The talks with the country's military intelligence chief, Lieutenant Khin Nyunt, are the latest signal that the two sides are close to an agreement.
The BBC's Larry Jagan in Rangoon says Aung San Suu Kyi is likely to be released in the next few days.
But opposition sources say the military government is still attaching conditions - and unless it makes a significant concession freeing her unconditionally, Aung San Suu Kyi will not accept the government's offer.
Be patient. I think something big will happen
UN envoy Razali Ismail
Aung San Suu Kyi has been under house arrest for 20 months.

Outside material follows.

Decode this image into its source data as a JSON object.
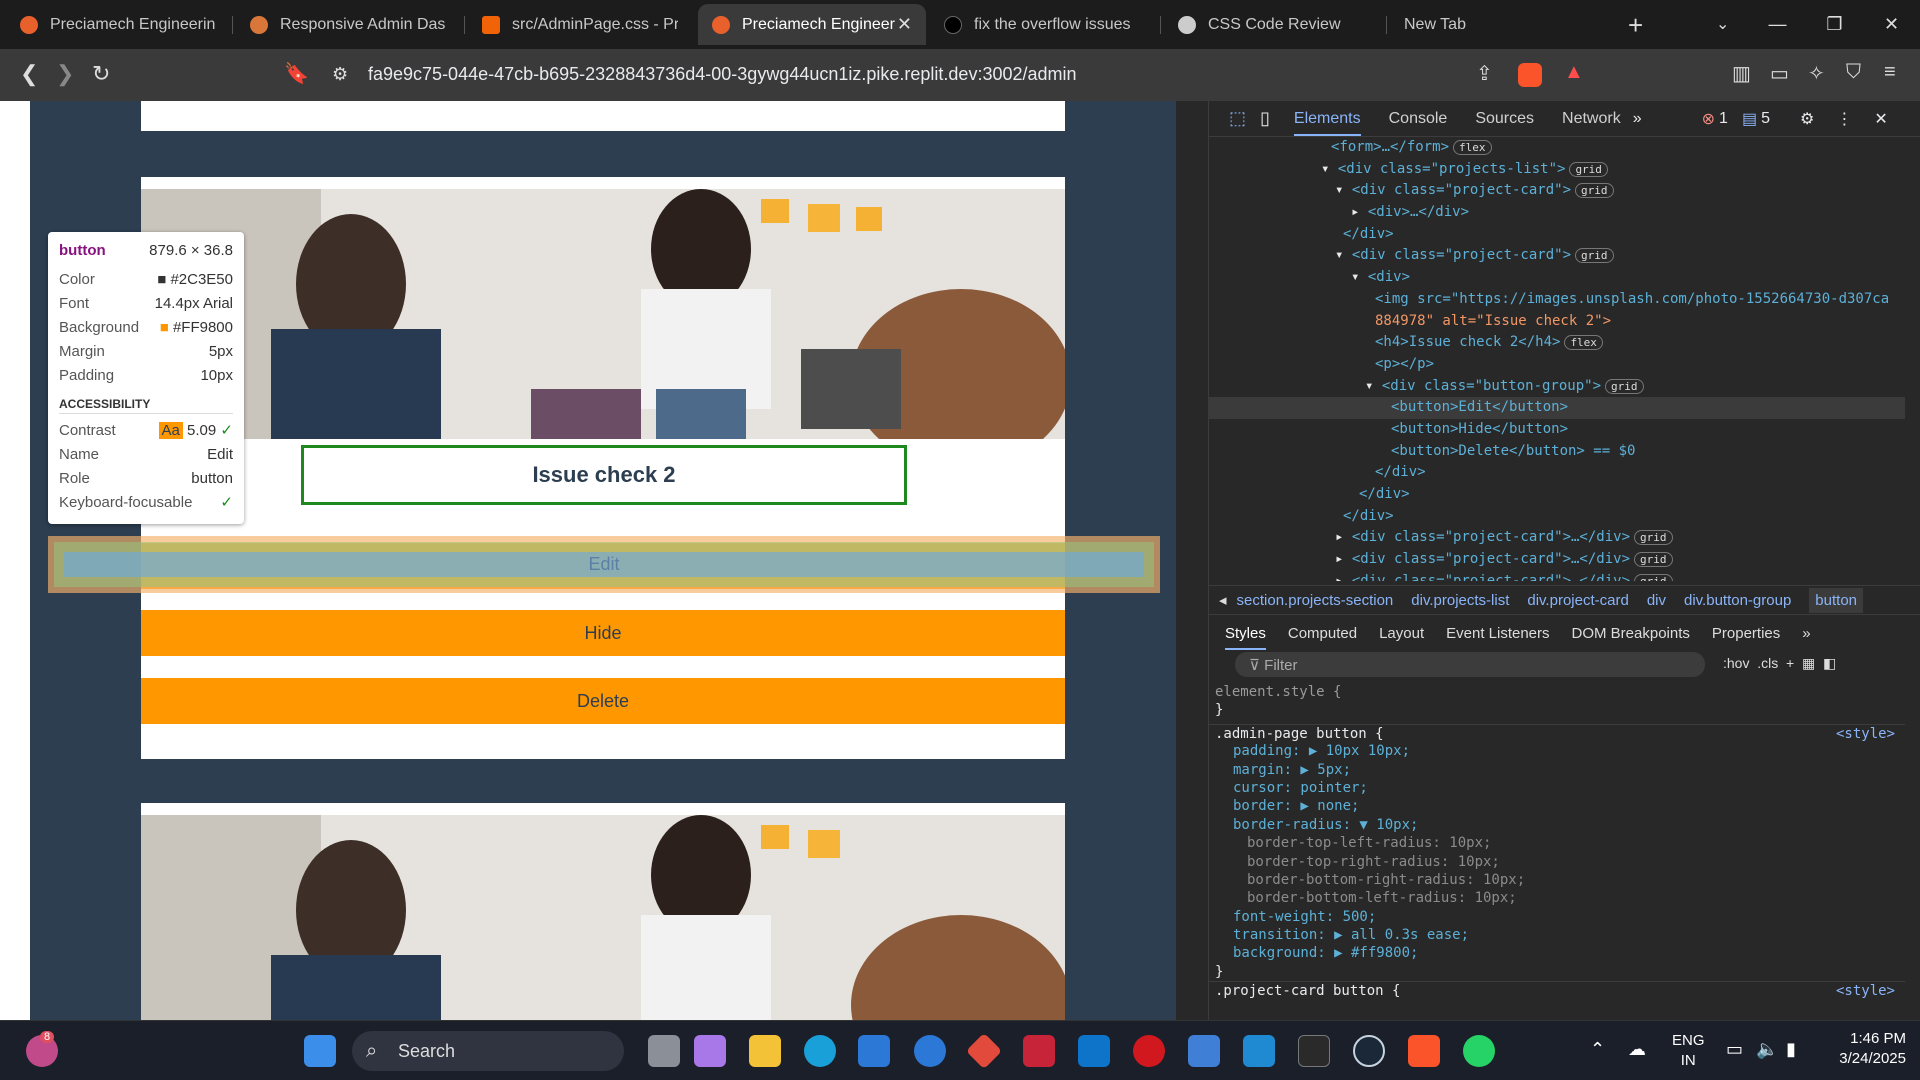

There has been a flurry of activity at the Nobel laureate's Rangoon home in recent days, and after years of neglect the road outside has been repaired.
Brigadier-General Than Tun, the official liaison officer between Aung San Suu Kyi and the military regime, made three visits to Aung San Suu Kyi's lakeside home on Tuesday.
His rare appearance followed strong hints by the United Nations envoy to Burma, Razali Ismail, that the Nobel Peace Prize winner could be released shortly.
"Be patient. I think something big will happen," he told reporters in Kuala Lumpur on Tuesday.
Mr Razali spent four days in talks with Burma's junta and opposition last week in an attempt to break the country's political deadlock.
Aung San Suu Kyi's National League for Democracy won 1990 elections by a landslide but the military refused to hand over power.
Burma has faced international isolation and economic sanctions over the issue and over its human rights record.
General Than Shwe: Nation is 'stable'
Europe, the United States and Japan have all warned that unless there is significant progress soon, they will be forced to consider isolating the country further and even introducing trade sanctions.
Burma's newspapers on Wednesday carried May Day messages from Burma's top leader General Than Shwe, but did not say anything about Aung San Suu Kyi.
"Evidently, the nation is stable and there are signs of development in the nation," Than Shwe's message said.
The United States and human rights groups have called for Aung San Suu Kyi, 56, to be released unconditionally.
When she was freed in 1995 after six years of house arrest, she was put under travel restrictions. Her attempt to defy the ban by travelling to Mandalay was the incident that prompted the junta to again put her under house arrest.
One source close to the junta has told Reuters news agency to expect "a breakthrough" in the country's politics.
The source said the opposition leader could be freed in a deal under which she would co-operate with the military in humanitarian work such as health and education.